Joined
Jan 13, 2006
Messages
4,579
Location
Columbia, Maryland
Real Name
Walter Rowe
I use Xrite's Color Checker Passport to create the custom camera profiles. 95% of my shooting is in natural light, so that is the custom camera profile I create and use. Then in processing I can always tweak slightly if I was shooting a sunrise, etc. If I were shooting with artificial lights, you can create custom camera color profiles for those situations also. Creating a profile is very easy. Take a photo of the Color Checker Passport in the type of lighting you will be shooting in (sunshine for me!). Open the image in the Xrite s/w. Let the s/w create the profile. Then you simply choose the profile when processing images. I have my custom camera color profiles set up as defaults in LR Classic and PS CC.

Here is a short video.

One of the reason I never seriously considered DxO or On1 or Capture One as my processing s/w is because they did not recognize the custom color .dng files that are created by Xrite. HOWEVER, I believe that now DxO will recognize those .dng files. Check to make sure........
X-rite now supports creating ICC color profiles for cameras which is supported by Capture One (the link shows how to use them) and many other raw processors. You use the ColorChecker Classic 24-patch color sample.
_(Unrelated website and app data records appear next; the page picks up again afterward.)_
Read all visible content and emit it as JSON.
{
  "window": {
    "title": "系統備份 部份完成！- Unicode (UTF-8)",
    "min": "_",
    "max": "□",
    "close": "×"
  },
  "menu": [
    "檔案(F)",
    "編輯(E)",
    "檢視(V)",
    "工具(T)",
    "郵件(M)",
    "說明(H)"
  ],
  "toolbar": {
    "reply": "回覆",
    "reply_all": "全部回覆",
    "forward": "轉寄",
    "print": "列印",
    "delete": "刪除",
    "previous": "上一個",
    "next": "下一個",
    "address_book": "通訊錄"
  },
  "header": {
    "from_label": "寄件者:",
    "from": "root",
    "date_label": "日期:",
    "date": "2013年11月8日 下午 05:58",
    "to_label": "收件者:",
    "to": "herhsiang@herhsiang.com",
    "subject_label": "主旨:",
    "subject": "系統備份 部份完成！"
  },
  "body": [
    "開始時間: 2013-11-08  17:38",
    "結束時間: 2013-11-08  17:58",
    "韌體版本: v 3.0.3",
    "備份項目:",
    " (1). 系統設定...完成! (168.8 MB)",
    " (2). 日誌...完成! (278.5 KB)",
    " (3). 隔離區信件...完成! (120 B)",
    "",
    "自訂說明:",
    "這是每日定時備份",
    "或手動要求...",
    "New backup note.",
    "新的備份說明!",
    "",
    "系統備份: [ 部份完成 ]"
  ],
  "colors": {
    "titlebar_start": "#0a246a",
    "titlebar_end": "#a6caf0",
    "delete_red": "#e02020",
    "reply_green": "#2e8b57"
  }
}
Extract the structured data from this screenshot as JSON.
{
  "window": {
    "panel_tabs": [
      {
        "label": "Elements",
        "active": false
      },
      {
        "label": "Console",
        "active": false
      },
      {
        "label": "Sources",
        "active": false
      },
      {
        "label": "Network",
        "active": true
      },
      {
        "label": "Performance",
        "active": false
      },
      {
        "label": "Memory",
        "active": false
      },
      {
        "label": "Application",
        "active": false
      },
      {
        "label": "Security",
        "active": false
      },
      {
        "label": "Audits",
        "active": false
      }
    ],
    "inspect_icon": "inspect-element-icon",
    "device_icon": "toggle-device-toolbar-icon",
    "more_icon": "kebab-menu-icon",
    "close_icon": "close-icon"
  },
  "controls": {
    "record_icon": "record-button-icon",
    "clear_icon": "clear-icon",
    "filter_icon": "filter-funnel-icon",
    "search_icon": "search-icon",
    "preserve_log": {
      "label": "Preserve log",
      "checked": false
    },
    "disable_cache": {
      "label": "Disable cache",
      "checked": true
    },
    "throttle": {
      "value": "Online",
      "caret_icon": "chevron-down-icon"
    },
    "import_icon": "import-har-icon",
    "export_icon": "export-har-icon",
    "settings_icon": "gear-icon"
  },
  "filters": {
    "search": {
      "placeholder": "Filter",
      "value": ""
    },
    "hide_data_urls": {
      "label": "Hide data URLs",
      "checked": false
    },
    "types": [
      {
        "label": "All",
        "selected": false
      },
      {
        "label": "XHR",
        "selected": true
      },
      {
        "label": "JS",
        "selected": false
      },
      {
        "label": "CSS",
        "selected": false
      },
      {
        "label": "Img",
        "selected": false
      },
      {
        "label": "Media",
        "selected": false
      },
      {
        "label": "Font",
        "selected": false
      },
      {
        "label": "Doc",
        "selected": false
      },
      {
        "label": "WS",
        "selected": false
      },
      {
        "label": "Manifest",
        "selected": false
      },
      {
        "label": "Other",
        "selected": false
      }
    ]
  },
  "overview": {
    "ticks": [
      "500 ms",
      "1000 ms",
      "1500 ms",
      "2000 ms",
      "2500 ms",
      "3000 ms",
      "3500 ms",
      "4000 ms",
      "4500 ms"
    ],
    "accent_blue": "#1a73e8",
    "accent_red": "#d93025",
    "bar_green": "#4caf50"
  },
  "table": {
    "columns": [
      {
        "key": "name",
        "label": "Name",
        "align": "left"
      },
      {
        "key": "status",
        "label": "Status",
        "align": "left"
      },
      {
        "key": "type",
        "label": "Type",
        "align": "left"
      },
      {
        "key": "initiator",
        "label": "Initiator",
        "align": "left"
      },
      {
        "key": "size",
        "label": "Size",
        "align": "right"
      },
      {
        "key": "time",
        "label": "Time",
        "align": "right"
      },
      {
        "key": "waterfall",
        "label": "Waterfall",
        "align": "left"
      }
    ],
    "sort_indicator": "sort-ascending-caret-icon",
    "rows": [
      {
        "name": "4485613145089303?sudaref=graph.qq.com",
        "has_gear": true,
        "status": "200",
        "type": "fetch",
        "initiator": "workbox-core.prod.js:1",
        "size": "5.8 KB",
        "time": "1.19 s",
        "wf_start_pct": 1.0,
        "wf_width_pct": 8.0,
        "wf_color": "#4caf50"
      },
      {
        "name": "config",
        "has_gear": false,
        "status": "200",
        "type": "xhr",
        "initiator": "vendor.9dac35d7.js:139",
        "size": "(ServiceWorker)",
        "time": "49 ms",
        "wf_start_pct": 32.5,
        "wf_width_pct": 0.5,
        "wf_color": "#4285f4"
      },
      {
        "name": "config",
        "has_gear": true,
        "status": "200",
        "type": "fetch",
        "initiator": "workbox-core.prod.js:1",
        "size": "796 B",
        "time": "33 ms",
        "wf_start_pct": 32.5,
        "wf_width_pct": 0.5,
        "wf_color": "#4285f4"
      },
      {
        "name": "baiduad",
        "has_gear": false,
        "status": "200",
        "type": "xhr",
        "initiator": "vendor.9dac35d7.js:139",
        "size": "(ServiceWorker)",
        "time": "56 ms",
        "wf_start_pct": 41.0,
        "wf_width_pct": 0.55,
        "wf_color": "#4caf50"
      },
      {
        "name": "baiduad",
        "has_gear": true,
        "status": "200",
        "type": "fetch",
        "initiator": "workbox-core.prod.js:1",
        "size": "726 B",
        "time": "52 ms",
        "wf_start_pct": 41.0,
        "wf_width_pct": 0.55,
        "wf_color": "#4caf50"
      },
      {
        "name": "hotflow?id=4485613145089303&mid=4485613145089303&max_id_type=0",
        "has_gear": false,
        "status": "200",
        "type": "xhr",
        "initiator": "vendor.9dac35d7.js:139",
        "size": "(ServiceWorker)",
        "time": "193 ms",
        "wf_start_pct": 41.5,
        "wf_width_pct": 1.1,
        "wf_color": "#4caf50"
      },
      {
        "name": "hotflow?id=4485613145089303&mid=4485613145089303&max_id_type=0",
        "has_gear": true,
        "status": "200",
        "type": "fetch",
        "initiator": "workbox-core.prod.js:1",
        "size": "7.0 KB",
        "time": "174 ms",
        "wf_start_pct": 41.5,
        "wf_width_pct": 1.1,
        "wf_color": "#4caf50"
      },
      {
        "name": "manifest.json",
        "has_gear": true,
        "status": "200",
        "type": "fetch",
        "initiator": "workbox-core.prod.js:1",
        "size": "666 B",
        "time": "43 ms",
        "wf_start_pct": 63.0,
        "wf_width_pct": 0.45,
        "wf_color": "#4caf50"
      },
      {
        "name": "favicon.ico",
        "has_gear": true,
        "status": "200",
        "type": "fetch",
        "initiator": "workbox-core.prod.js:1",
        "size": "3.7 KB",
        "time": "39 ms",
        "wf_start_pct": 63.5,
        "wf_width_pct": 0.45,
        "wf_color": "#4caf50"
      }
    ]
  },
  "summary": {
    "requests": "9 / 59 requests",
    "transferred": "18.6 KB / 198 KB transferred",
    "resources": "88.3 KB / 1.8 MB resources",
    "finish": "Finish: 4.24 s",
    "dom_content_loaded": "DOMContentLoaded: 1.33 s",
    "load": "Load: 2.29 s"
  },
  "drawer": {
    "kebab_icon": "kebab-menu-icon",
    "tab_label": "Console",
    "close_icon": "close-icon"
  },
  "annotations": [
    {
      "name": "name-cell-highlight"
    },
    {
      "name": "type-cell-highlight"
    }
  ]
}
https://xritephoto.com/ph_product_overview.aspx?id=1192&catid=158

I have seen another company online that offers a much larger number of color patches. You can order their color patch tool and send them your raw files and they will generate your ICC profiles for you.

Lumariver also can make LUTs and ICC profiles for custom camera profiles.
 
Joined
May 5, 2005
Messages
22,988
Location
SW Virginia
  • Thread Starter Thread Starter
  • #20
X-rite now supports creating ICC color profiles for cameras which is supported by Capture One (the link shows how to use them) and many other raw processors. You use the ColorChecker Classic 24-patch color sample.

https://xritephoto.com/ph_product_overview.aspx?id=1192&catid=158

I have seen another company online that offers a much larger number of color patches. You can order their color patch tool and send them your raw files and they will generate your ICC profiles for you.

Lumariver also can make LUTs and ICC profiles for custom camera profiles.
Thanks, Walter. I'll look into that.

can you post the pictures, Jim? Is there any difference attributable to APS-C vs FX sensor?
I intend to post some comparison pictures after I take some more this afternoon.
 

Latest posts

Links on this page may be to our affiliates. Sales through affiliate links may benefit this site.
Nikon Cafe is a fan site and not associated with Nikon Corporation.
Forum post reactions by Twemoji: https://github.com/twitter/twemoji
Copyright © 2005-2019 Amin Forums, LLC
Top Bottom